In full and without alteration, write out the records.
-------- Data provided
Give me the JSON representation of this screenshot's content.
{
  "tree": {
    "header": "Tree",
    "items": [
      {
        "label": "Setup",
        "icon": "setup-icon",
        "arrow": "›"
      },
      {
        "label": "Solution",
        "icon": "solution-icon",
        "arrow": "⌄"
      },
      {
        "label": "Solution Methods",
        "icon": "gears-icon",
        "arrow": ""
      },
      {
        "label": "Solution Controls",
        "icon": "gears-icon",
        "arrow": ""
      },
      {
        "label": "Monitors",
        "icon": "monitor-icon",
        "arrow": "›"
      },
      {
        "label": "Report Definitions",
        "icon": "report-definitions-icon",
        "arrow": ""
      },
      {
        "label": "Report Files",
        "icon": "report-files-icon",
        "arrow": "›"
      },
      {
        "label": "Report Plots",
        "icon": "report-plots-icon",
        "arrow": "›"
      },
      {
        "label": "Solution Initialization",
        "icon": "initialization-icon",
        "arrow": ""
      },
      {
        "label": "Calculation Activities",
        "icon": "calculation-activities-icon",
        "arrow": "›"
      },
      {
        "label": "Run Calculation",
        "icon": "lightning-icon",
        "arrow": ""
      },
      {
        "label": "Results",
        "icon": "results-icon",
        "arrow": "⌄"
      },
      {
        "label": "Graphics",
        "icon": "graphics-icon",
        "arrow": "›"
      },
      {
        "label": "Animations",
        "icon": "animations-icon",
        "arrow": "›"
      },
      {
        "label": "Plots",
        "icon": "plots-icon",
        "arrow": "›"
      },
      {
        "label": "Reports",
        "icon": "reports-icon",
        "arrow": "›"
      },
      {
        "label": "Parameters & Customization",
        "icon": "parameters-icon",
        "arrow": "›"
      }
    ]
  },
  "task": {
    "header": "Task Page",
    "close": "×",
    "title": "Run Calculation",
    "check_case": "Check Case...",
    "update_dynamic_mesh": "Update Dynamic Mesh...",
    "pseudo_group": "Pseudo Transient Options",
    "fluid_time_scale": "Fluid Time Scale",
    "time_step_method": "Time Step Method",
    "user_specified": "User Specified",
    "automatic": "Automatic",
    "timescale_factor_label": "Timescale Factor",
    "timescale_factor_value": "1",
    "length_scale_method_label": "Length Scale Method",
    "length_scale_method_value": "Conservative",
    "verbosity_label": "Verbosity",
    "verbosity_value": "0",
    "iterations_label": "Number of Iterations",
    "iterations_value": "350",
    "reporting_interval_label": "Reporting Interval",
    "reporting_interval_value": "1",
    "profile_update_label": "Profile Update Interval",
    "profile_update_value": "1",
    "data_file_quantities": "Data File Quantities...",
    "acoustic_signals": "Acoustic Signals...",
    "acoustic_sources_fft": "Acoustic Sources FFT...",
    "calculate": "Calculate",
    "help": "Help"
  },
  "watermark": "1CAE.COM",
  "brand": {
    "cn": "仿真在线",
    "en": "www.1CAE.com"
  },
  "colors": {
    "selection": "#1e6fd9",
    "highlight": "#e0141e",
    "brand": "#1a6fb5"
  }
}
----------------
- _Reply to the exercise_
Give me the JSON representation of this screenshot's content.
{
  "tree": {
    "header": "Tree",
    "items": [
      {
        "label": "Setup",
        "icon": "setup-icon",
        "arrow": "›"
      },
      {
        "label": "Solution",
        "icon": "solution-icon",
        "arrow": "⌄"
      },
      {
        "label": "Solution Methods",
        "icon": "gears-icon",
        "arrow": ""
      },
      {
        "label": "Solution Controls",
        "icon": "gears-icon",
        "arrow": ""
      },
      {
        "label": "Monitors",
        "icon": "monitor-icon",
        "arrow": "›"
      },
      {
        "label": "Report Definitions",
        "icon": "report-definitions-icon",
        "arrow": ""
      },
      {
        "label": "Report Files",
        "icon": "report-files-icon",
        "arrow": "›"
      },
      {
        "label": "Report Plots",
        "icon": "report-plots-icon",
        "arrow": "›"
      },
      {
        "label": "Solution Initialization",
        "icon": "initialization-icon",
        "arrow": ""
      },
      {
        "label": "Calculation Activities",
        "icon": "calculation-activities-icon",
        "arrow": "›"
      },
      {
        "label": "Run Calculation",
        "icon": "lightning-icon",
        "arrow": ""
      },
      {
        "label": "Results",
        "icon": "results-icon",
        "arrow": "⌄"
      },
      {
        "label": "Graphics",
        "icon": "graphics-icon",
        "arrow": "›"
      },
      {
        "label": "Animations",
        "icon": "animations-icon",
        "arrow": "›"
      },
      {
        "label": "Plots",
        "icon": "plots-icon",
        "arrow": "›"
      },
      {
        "label": "Reports",
        "icon": "reports-icon",
        "arrow": "›"
      },
      {
        "label": "Parameters & Customization",
        "icon": "parameters-icon",
        "arrow": "›"
      }
    ]
  },
  "task": {
    "header": "Task Page",
    "close": "×",
    "title": "Run Calculation",
    "check_case": "Check Case...",
    "update_dynamic_mesh": "Update Dynamic Mesh...",
    "pseudo_group": "Pseudo Transient Options",
    "fluid_time_scale": "Fluid Time Scale",
    "time_step_method": "Time Step Method",
    "user_specified": "User Specified",
    "automatic": "Automatic",
    "timescale_factor_label": "Timescale Factor",
    "timescale_factor_value": "1",
    "length_scale_method_label": "Length Scale Method",
    "length_scale_method_value": "Conservative",
    "verbosity_label": "Verbosity",
    "verbosity_value": "0",
    "iterations_label": "Number of Iterations",
    "iterations_value": "350",
    "reporting_interval_label": "Reporting Interval",
    "reporting_interval_value": "1",
    "profile_update_label": "Profile Update Interval",
    "profile_update_value": "1",
    "data_file_quantities": "Data File Quantities...",
    "acoustic_signals": "Acoustic Signals...",
    "acoustic_sources_fft": "Acoustic Sources FFT...",
    "calculate": "Calculate",
    "help": "Help"
  },
  "watermark": "1CAE.COM",
  "brand": {
    "cn": "仿真在线",
    "en": "www.1CAE.com"
  },
  "colors": {
    "selection": "#1e6fd9",
    "highlight": "#e0141e",
    "brand": "#1a6fb5"
  }
}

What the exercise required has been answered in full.